Bitcoin payments on the Lightning network are built for speed, but using the service is not as intuitive for the masses; despite huge improvements in UX and wallets doing great work onboarding users, the process is still rather clunky.
For example, if you would like to request a payment from a user, you would need to create an invoice that looks something like this,
Send it over to the user, and they would need to paste it into their wallet to route the payment; now you can see with long strings of text how offputting it can be to the average user and, worse, it gives them so much room to make a mistake. Mistakes make for frustrated users, and frustrated users tend to shy away from the technology, and that’s not how you build towards bitcoin adoption.
Thankfully there are new methods of sending and receiving Lightning payments in the work that set a standard which makes it easy for users to send and receive payments without needing to deal with cumbersome address formats.
Lightning addresses make the need for long strings of text and having to generate invoices manually a thing of the past.
When you use a Lightning address, the funds still head towards the same destination, but the address you see is easy to copy, paste, type and comprehend. Fundamentally, it makes Bitcoin navigation as intuitive as email itself, which everyone should know how to use in 2022, right?
What is a lightning address?
A Lightning Address is an internet identifier for a wallet, but it looks like an email address. The Lightning Address protocol can be used by everyone to send money like they do messages with emails. Since it looks like an email address, it is easy to share and remember. A user can connect their own exchange wallet, Lightning wallet or Lightning node to a Lightning address and receive sats directly in their private wallet.
To give you an example of what a Lightning address looks like, here are two examples we’ve created using third-party services. One Lightning Address was created using a custodial exchange in CoinCorner, while the other was created using a browser extension wallet called Alby connected to our node.
There are several ways to generate your own Lightning Address; you could either leverage a third-party service like a Bitcoin exchange, Lightning wallet, or Lightning Address creation service like SatsPay or create one using your own Lightning Node and domain you’ve purchased.
What is SatsPay?
SatsPay is a Lightning Address creation service that allows you to reserve a certain human-readable address and tie to your Lightning node and accompanying Lightning wallet if you’re using LND or LN bits. If you already have a Lightning node running with the LND configuration or LN Bits, you’ll be able to create an address using one of the following domains
In practice, we could create
Using this service and when someone pays using those addresses, those Satoshis would be routed directly to our Lightning node.
To set up a Lightning Address with says pay, all you need to do is place your desired handle and domain you would prefer and choose the implementation you would like to link it to.
If you choose LND, you’ll need to provide your:
- LND REST Host (protocol + IP/domain + port)
- Invoice Macaroon (base64 encoded)
If you choose LN Bits, you’ll need to provide your:
- Host (protocol + IP/domain + port)
- API Key
If the address has not been reserved, you will receive a secret key attached to that alias. If not, you will need to pick a different alias for your address.
Why would you use SatsPay?
Once you have your address set up, you can use it to request donations and payments for your products and services or attach it to your social media account for tips.

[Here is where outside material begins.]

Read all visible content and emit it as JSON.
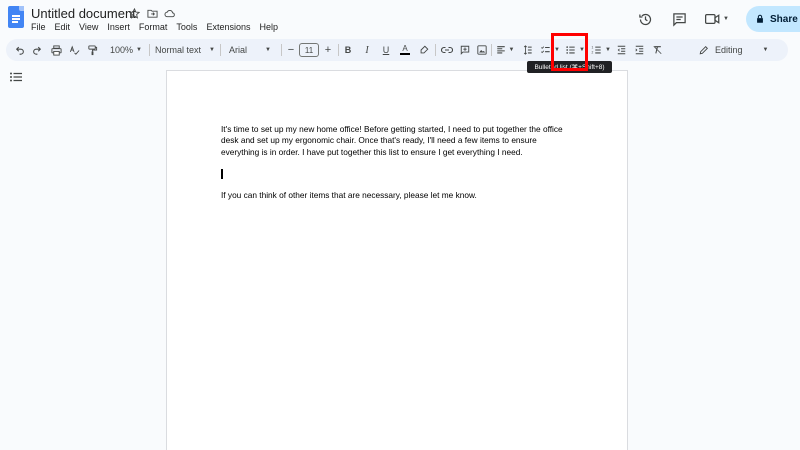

Lightning Addresses make sending bitcoin is now as simple as sending an email, and with that lower friction, it is ideal for micro-payments.
The benefits of a Lightning Address include:
- No need to request invoices, publish your lightning address and start getting payments
- Standardised protocol compatible with multiple wallet vendors
- Ability to customise payment dialogues are currently in progress
What happens if my alias is already taken?
If you’re trying to set up a Lightning Address Allias on one of the two supplied domains and it’s already been taken, you’re pretty much out of luck. Only one person can hold that unique address and tie it to their Lightning wallet at a time.
The situation here is very similar to domain names (DNS), and aliases are reserved on a first-come, first-served basis. This ensures payments always get routed to the correct owner, and no one can intercept payments using your Lightning Address.
Once a certain alias is claimed, only the owner can make changes to it.
There’s not much the service, or you can do short of making contact with the owner of that address directly. You can try to contact the current owner (for example, by sending them a few satoshis with a comment/message) and see if they’d be open to trading the handle over to you, as you would buying a web domain or a social media account handle.
Get the app
There you have it, another tool you can use to improve your Lightning experience and make your life a little easier and have fun with the Lightning network. If you’re new to the Lightning Network and you’re only getting started with your Lightning wallet or Lightning node and all the things you can and should do, it can be overwhelming but take your time to learn more about each app and why you would want it added to your bitcoin stack.
Applications like Satspay give you a reason to try out Lightning, spend your sats, distribute the coins, support bitcoin adoption and promote bitcoin.
If you want to learn more about Satspay and dive down the rabbit hole, we recommend checking out the following resources.
Are you a bitcoin and lightning fan?
Have you been using Lightning to make micro-payments? Stream sats or engage with apps? Which app is your favourite? Have you tried all the forms of Lightning payments? Which one do you prefer? Let us know in the comments down below.